Before the season, Dempster accepted his player option for the 2012 season. That gave the inconsistent right-hander $14 million for the season. Coming off a 2011 season with an ERA of 4.80 and 211 hits over 202.1 innings, Dempster certainly didn't look like a $14 million pitcher.
In just five starts, though, Dempster looks like that type of pitcher. So far, he has an ERA of 1.02 through 35 innings with a record of 0-1—and yes, you read that right.
Dempster is pitching phenomenally, but the Cubs' hitting woes are just not supporting him. Heck, the bullpen hasn't been any better.
Should the Cubs trade Dempster ASAP?
That is where the problem lies, and while the team has looked to be in a good position as of late with Dempster on the mound, the team must face the fact that the 35-year-old is not in its future plans.
One would imagine Theo Epstein and Jed Hoyer are aware of this. The bigger question is if anyone would be willing to take on Dempster and at what price.
Would the Cubs move him in favor of a team eating up his contract, or would they actually be able to swing a deal for some valuable future pieces while taking on a nice chunk of that $14 million?
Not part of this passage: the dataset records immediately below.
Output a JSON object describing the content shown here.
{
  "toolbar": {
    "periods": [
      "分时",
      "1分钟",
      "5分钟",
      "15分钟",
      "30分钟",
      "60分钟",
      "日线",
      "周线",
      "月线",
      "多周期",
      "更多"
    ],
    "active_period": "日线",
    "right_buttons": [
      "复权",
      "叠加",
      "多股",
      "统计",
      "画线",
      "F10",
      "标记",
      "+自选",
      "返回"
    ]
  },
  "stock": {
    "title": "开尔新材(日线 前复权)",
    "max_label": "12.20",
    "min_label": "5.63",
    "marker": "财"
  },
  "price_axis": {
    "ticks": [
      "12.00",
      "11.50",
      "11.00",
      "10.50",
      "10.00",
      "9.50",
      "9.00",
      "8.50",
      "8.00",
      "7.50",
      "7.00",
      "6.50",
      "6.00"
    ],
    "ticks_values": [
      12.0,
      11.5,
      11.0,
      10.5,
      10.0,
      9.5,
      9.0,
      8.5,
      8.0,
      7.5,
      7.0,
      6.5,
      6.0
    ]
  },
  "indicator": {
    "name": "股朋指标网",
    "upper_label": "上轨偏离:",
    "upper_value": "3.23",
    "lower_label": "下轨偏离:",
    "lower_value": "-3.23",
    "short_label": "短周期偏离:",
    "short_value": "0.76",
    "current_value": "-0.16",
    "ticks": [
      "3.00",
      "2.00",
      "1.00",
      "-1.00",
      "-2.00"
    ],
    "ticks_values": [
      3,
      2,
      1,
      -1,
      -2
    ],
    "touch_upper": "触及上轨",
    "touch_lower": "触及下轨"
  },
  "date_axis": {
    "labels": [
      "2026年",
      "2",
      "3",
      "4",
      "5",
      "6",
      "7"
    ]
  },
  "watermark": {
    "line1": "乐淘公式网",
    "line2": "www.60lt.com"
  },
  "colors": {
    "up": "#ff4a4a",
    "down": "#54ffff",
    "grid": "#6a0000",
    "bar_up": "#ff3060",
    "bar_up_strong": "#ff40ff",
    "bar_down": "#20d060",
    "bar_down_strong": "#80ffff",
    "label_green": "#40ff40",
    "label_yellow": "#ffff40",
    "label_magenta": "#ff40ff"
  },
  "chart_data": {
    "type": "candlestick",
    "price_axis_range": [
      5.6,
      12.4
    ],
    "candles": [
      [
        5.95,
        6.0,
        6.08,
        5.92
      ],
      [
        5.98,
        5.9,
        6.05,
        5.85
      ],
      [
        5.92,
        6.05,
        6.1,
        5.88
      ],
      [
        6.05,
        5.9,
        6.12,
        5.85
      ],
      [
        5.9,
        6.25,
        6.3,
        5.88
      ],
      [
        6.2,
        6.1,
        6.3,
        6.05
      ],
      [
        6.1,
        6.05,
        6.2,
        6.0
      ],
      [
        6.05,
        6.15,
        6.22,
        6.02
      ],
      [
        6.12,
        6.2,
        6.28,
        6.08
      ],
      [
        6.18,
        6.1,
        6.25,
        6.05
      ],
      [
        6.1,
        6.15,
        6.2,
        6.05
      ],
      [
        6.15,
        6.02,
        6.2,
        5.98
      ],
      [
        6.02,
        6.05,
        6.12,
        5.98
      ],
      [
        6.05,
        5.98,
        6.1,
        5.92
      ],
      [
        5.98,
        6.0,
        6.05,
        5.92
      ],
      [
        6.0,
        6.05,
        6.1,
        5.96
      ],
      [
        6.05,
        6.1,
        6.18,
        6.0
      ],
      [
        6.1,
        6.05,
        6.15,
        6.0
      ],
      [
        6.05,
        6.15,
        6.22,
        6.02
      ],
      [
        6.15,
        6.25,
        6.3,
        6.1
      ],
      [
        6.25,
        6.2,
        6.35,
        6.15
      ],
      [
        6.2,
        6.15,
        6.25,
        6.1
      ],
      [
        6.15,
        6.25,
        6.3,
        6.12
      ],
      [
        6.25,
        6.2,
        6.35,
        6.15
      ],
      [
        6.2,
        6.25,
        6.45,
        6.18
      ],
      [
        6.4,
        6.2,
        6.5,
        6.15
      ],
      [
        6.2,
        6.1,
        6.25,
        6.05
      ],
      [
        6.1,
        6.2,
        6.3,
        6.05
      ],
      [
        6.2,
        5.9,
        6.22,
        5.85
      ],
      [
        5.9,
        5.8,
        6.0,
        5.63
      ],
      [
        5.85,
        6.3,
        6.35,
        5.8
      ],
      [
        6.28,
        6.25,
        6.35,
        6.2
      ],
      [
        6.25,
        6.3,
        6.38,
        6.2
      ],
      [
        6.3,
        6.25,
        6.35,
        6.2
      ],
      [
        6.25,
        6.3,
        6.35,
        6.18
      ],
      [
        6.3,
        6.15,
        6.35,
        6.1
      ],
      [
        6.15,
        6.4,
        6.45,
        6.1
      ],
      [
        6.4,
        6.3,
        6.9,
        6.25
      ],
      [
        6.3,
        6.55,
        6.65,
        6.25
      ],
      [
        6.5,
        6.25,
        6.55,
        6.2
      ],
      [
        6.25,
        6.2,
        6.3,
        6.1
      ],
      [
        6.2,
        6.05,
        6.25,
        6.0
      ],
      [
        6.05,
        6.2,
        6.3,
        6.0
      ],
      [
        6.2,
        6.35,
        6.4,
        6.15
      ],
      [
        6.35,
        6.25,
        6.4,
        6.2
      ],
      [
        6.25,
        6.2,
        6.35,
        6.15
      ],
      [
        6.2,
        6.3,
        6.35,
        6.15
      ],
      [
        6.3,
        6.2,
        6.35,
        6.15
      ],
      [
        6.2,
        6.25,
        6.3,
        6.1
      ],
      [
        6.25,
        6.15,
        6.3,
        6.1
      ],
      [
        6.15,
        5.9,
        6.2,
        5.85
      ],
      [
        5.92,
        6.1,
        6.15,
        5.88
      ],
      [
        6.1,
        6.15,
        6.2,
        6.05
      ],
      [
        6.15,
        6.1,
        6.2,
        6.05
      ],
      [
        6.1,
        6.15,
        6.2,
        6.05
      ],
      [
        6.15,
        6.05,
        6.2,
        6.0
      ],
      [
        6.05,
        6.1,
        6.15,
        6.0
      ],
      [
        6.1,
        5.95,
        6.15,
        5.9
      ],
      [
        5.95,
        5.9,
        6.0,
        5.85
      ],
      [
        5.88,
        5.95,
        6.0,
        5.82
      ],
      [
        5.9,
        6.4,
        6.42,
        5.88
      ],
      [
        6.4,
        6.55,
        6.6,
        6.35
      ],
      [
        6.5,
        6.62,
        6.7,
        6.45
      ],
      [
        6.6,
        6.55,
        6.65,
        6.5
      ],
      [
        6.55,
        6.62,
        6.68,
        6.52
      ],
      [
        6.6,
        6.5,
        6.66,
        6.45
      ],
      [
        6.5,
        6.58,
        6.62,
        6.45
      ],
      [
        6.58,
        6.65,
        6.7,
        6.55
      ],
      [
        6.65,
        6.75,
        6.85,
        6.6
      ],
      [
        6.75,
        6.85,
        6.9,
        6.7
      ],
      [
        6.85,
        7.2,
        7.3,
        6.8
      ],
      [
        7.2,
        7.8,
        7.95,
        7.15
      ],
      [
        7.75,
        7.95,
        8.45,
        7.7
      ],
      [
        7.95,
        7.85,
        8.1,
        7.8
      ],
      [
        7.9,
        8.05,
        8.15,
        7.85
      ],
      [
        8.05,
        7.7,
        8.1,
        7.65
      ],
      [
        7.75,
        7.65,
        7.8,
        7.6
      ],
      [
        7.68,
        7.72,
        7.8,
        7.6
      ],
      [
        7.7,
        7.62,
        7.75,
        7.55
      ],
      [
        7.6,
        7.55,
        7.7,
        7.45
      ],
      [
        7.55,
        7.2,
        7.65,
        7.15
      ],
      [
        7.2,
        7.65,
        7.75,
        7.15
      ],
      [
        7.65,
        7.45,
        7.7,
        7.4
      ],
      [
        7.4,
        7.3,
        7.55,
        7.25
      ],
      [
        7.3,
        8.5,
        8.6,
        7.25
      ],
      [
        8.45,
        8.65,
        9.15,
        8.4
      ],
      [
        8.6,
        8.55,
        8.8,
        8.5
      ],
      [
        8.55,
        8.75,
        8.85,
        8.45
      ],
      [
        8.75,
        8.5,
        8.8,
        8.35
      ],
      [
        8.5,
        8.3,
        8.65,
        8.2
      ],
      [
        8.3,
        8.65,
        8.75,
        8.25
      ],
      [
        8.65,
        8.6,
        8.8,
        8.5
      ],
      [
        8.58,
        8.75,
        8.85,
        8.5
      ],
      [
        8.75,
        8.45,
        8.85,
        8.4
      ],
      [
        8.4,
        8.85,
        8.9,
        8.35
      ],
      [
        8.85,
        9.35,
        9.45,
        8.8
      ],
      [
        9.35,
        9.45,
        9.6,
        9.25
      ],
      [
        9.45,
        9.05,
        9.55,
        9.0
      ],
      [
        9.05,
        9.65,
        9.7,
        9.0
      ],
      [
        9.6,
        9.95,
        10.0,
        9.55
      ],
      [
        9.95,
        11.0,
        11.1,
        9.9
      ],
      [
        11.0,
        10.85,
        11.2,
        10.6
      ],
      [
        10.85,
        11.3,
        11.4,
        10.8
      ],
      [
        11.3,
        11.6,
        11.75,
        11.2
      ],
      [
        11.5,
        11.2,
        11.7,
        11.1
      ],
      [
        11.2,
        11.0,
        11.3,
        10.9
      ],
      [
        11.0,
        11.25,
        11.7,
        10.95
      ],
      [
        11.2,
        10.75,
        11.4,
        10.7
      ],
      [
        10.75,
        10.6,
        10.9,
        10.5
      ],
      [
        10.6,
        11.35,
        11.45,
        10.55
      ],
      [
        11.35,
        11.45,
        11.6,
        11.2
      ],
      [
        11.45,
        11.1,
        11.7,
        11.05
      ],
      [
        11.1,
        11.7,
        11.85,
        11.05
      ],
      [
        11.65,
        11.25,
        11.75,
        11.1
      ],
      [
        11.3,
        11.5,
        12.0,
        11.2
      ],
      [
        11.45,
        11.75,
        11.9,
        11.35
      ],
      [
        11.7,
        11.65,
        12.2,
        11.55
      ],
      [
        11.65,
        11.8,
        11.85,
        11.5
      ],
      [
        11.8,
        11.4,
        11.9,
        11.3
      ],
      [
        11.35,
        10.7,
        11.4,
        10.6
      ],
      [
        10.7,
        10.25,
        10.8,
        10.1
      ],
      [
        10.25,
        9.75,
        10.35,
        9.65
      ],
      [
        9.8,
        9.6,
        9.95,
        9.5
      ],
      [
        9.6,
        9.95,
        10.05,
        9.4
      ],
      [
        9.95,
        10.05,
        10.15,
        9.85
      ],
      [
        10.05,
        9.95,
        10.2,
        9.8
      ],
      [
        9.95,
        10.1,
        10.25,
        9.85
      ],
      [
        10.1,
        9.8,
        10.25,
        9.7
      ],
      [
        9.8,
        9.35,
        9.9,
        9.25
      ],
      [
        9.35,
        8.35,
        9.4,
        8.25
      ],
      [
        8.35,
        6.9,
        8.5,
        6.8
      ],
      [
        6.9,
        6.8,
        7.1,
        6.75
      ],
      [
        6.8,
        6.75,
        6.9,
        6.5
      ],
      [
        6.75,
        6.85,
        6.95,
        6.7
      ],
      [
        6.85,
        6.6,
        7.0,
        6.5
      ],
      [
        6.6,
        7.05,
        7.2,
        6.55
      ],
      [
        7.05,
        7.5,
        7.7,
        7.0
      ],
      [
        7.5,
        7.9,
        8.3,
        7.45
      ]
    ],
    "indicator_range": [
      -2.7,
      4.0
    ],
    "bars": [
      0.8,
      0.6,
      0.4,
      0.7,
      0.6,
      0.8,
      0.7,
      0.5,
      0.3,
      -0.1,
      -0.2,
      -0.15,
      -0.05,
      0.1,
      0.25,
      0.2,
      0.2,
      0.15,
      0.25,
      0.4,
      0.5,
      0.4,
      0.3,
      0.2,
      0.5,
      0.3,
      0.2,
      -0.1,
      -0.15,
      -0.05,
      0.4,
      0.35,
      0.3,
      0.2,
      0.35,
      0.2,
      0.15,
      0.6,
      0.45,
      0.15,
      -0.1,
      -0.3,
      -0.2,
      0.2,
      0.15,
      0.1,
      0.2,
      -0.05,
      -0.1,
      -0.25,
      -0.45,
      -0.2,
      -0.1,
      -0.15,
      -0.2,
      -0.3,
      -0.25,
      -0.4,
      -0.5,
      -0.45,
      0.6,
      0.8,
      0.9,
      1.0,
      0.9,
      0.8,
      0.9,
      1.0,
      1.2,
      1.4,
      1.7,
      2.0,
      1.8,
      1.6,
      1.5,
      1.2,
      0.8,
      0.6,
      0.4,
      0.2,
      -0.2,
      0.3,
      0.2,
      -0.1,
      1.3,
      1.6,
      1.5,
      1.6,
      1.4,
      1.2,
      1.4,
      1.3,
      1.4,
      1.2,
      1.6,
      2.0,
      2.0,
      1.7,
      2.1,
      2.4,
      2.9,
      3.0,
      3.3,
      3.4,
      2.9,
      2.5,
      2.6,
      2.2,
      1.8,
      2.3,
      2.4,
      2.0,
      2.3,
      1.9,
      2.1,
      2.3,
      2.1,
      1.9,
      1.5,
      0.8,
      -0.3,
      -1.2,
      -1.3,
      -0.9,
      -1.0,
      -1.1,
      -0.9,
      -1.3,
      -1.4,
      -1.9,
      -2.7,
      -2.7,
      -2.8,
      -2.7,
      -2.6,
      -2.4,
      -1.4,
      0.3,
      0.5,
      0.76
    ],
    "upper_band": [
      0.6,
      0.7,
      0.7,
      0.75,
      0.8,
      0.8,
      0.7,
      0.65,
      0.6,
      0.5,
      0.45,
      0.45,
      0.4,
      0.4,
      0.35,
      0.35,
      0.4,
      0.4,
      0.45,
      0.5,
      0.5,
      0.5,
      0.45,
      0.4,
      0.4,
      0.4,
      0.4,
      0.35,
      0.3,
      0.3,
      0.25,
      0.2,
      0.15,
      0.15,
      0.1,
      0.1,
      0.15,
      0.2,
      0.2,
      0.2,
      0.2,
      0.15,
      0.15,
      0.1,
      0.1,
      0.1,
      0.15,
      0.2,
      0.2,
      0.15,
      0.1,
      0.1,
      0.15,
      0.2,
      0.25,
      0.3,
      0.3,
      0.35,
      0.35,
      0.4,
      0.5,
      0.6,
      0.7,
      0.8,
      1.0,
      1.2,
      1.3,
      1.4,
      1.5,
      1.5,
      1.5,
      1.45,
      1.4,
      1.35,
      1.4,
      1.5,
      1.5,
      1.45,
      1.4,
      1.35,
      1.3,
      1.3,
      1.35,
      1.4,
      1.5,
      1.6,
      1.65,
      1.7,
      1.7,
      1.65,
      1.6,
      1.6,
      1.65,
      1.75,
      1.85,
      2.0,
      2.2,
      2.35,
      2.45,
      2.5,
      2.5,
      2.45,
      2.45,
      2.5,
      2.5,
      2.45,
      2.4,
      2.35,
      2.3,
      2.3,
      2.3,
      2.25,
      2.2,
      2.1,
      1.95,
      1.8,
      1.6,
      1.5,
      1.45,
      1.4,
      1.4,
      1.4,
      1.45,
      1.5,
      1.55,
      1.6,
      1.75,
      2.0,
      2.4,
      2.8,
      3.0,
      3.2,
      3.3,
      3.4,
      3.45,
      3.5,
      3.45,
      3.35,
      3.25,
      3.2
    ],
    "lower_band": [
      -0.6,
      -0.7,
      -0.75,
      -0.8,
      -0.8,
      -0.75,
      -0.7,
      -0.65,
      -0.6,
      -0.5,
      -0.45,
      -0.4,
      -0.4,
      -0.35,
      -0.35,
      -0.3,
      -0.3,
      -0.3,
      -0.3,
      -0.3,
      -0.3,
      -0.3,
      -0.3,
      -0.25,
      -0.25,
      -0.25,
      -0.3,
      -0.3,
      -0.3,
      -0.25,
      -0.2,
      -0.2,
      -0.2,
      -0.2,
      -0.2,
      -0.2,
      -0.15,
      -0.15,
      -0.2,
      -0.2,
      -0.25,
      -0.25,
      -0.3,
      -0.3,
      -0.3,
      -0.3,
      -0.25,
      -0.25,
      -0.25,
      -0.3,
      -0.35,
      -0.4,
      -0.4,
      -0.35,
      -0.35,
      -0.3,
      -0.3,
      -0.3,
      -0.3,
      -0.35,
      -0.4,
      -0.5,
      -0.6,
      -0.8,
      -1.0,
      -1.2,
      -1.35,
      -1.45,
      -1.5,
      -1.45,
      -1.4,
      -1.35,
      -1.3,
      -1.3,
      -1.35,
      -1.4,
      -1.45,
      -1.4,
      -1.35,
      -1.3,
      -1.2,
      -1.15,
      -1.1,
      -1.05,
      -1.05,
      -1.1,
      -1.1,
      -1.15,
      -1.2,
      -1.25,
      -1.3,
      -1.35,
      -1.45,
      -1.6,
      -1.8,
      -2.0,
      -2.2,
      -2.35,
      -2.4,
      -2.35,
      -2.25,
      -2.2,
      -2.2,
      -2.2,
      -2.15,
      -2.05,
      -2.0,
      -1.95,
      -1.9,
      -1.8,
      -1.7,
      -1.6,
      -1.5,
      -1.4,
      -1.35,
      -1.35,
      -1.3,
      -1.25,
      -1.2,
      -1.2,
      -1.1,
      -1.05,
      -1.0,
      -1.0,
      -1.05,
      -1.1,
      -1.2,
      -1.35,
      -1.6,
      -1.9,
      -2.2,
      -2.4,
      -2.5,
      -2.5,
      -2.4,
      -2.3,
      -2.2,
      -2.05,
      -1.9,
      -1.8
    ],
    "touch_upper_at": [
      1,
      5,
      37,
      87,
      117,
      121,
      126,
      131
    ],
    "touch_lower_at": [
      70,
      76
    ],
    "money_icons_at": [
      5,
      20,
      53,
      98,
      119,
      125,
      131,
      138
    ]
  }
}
That is a tough call for the team, but as long as the Cubs are either getting some future prospects or getting rid of the money, it may be best to deal the pitcher immediately before he potentially takes a turn for the worse.
The other hurdle is the fact that Dempster has a no-trade clause and is rather fond of playing in Wrigley. Perhaps a move to a consistent contender would change his mind, but as mentioned, he has been relatively fond of sticking around despite the team's woes.
Dempster has already spent time on the DL this season, and despite making 34 starts last season, the team can't afford to see him sidelined again. That would certainly hurt any potential moves.
This isn't an easy time for the Cubs, but the future could be bright. Moving veterans like Dempster while they are hot will be the only way the Cubs could potentially get any sort of return on their investments to potentially gain future success.
It will be bittersweet to see Dempster leave the Friendly Confines, but in the end it is in the best interest of the Cubs and their plans to rebuild the team to be a future contender.